- _Exercise goal_: Throughout the records below, find each line holding "name" and copy it.

---------------

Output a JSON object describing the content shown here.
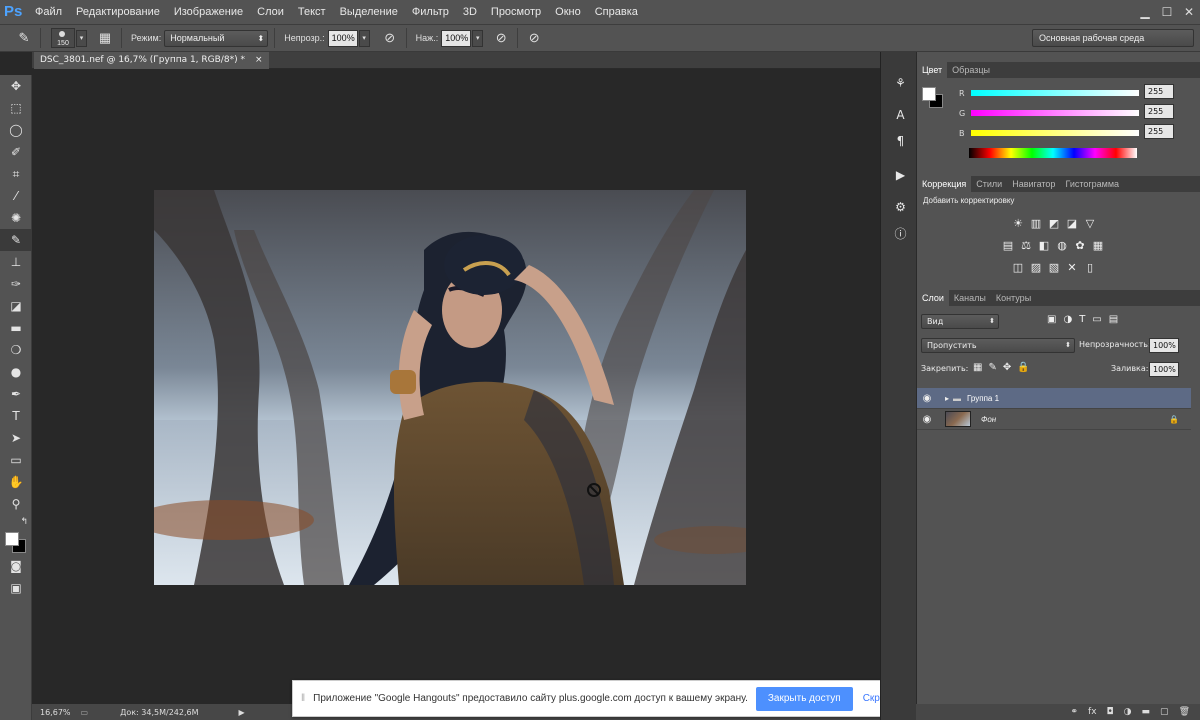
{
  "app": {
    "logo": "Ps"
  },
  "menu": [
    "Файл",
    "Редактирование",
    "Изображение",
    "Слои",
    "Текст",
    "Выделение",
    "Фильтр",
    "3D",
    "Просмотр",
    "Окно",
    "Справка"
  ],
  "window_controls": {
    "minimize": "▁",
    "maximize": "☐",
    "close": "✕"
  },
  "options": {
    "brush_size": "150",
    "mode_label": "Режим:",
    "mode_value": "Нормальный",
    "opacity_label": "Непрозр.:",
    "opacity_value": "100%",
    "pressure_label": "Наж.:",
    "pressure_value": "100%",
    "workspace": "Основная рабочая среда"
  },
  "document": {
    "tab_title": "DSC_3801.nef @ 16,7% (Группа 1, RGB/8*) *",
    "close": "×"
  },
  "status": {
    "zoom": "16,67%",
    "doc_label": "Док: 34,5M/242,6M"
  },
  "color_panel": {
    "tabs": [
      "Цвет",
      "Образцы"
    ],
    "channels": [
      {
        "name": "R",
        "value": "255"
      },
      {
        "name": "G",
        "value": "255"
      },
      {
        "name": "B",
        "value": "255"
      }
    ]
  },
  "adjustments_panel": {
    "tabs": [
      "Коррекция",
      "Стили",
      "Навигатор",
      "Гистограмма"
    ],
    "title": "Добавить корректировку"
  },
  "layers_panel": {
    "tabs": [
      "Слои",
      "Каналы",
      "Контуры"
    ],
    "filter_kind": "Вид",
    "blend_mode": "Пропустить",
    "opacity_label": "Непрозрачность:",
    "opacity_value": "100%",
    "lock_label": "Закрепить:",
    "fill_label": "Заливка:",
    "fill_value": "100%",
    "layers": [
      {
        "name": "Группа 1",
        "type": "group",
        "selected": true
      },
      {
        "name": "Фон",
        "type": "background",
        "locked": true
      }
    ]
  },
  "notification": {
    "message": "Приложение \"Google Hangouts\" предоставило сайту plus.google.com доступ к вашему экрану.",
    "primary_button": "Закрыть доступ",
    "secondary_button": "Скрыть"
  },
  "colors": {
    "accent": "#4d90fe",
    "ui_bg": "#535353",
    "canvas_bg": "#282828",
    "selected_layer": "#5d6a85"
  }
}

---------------

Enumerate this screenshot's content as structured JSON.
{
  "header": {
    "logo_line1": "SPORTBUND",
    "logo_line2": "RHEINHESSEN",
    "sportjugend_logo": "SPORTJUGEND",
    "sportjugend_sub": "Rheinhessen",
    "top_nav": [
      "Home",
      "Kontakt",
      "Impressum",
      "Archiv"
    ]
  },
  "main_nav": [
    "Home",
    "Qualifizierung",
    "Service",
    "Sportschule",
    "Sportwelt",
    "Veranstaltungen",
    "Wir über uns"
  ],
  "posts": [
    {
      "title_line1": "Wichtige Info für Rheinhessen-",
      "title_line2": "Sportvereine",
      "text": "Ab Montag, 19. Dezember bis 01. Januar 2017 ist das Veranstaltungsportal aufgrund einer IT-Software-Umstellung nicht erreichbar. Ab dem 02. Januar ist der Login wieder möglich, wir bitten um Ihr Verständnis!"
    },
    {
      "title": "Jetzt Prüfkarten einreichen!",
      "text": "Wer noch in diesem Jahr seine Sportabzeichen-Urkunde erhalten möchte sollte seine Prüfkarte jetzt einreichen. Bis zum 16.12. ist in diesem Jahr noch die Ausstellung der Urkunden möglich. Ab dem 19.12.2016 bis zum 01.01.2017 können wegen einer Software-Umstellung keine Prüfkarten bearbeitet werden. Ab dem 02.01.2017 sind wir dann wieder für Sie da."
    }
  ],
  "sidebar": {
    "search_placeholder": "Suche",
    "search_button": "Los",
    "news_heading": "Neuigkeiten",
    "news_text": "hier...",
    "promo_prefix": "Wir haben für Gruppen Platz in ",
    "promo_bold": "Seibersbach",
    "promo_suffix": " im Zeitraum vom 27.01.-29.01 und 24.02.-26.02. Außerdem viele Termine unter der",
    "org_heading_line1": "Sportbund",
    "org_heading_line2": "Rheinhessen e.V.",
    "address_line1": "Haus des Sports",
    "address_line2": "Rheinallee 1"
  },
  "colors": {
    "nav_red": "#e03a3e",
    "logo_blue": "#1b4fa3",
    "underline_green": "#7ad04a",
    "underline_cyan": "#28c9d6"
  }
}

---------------

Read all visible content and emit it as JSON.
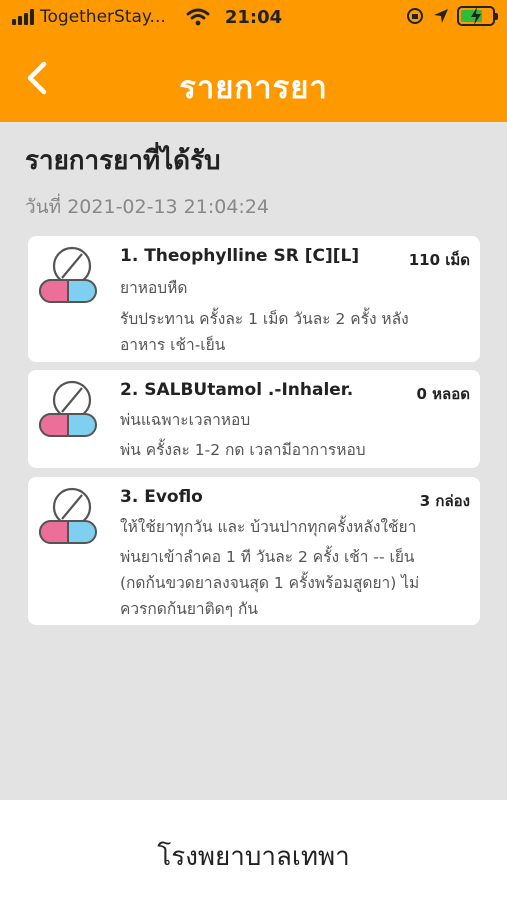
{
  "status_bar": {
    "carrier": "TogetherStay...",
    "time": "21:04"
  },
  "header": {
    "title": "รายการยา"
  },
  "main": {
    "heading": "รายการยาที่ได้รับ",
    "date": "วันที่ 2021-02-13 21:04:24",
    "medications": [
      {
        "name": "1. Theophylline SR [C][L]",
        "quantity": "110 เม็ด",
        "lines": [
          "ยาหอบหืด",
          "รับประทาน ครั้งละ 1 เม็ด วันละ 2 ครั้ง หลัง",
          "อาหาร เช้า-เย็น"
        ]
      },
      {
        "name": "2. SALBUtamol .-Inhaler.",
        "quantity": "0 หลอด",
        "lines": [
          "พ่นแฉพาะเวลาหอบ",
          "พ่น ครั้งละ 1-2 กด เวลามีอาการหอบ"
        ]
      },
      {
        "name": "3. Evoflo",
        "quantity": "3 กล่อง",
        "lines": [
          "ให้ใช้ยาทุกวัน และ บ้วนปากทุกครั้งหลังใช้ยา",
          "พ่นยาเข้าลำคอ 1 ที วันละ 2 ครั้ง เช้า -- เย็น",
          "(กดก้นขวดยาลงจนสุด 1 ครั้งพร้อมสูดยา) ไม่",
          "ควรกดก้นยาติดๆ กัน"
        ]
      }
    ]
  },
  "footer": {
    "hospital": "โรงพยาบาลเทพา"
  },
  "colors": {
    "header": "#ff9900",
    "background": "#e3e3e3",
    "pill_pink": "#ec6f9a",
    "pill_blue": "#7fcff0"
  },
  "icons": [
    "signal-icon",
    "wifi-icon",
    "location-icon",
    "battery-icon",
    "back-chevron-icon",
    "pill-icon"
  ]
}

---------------

- _Completed exercise_:
        "name": "R",
        "name": "G",
        "name": "B",
        "name": "Группа 1",
        "name": "Фон",
        "name": "1. Theophylline SR [C][L]",
        "name": "2. SALBUtamol .-Inhaler.",
        "name": "3. Evoflo",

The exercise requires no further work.